Material shown:

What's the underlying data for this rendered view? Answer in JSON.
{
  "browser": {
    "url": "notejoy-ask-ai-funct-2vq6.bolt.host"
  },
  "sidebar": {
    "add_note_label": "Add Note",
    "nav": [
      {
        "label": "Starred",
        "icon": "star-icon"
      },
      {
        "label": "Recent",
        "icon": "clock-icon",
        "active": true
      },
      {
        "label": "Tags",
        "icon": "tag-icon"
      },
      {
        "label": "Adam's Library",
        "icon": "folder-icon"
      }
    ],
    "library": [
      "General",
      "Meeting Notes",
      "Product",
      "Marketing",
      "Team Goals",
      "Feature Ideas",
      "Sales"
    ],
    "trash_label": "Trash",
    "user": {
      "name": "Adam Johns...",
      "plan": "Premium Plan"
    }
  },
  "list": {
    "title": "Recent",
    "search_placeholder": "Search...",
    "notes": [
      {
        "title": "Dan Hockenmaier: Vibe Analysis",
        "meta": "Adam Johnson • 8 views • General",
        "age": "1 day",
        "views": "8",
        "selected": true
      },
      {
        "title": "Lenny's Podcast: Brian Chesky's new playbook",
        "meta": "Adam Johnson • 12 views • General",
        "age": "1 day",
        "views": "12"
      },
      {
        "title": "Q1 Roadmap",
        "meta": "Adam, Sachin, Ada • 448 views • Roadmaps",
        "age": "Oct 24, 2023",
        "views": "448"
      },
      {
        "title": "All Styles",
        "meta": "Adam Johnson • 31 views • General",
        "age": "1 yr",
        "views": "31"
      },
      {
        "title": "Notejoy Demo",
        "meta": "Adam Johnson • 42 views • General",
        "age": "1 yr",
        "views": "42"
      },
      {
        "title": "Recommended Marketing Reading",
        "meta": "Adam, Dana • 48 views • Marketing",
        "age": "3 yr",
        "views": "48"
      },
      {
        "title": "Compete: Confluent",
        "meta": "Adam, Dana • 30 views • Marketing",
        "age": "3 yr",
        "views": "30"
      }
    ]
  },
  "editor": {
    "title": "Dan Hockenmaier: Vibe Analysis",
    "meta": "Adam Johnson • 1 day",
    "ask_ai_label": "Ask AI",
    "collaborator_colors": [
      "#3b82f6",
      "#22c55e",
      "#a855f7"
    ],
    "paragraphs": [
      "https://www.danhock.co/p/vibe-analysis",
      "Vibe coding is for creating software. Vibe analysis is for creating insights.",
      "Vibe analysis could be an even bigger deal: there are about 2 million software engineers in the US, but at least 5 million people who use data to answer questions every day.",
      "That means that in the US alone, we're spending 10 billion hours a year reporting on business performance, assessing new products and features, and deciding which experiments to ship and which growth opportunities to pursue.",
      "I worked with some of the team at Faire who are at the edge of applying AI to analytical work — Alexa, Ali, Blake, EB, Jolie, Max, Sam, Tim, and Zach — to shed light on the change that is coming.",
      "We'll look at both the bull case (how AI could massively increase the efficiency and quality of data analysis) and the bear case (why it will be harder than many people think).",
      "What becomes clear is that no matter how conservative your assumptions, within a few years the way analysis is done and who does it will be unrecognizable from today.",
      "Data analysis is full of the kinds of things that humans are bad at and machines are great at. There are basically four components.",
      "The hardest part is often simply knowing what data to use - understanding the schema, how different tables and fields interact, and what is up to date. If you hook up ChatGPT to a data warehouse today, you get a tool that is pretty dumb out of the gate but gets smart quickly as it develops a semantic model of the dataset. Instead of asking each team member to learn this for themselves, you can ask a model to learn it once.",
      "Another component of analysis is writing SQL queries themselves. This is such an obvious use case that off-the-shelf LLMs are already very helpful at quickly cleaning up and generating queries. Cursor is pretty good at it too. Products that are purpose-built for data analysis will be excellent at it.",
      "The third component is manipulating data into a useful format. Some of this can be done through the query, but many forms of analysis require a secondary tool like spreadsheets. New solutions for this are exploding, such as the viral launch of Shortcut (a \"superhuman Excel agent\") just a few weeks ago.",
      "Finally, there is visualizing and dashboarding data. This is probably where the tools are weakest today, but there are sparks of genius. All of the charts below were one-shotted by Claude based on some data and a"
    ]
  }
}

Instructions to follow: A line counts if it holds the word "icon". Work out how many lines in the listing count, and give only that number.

Answer space: 4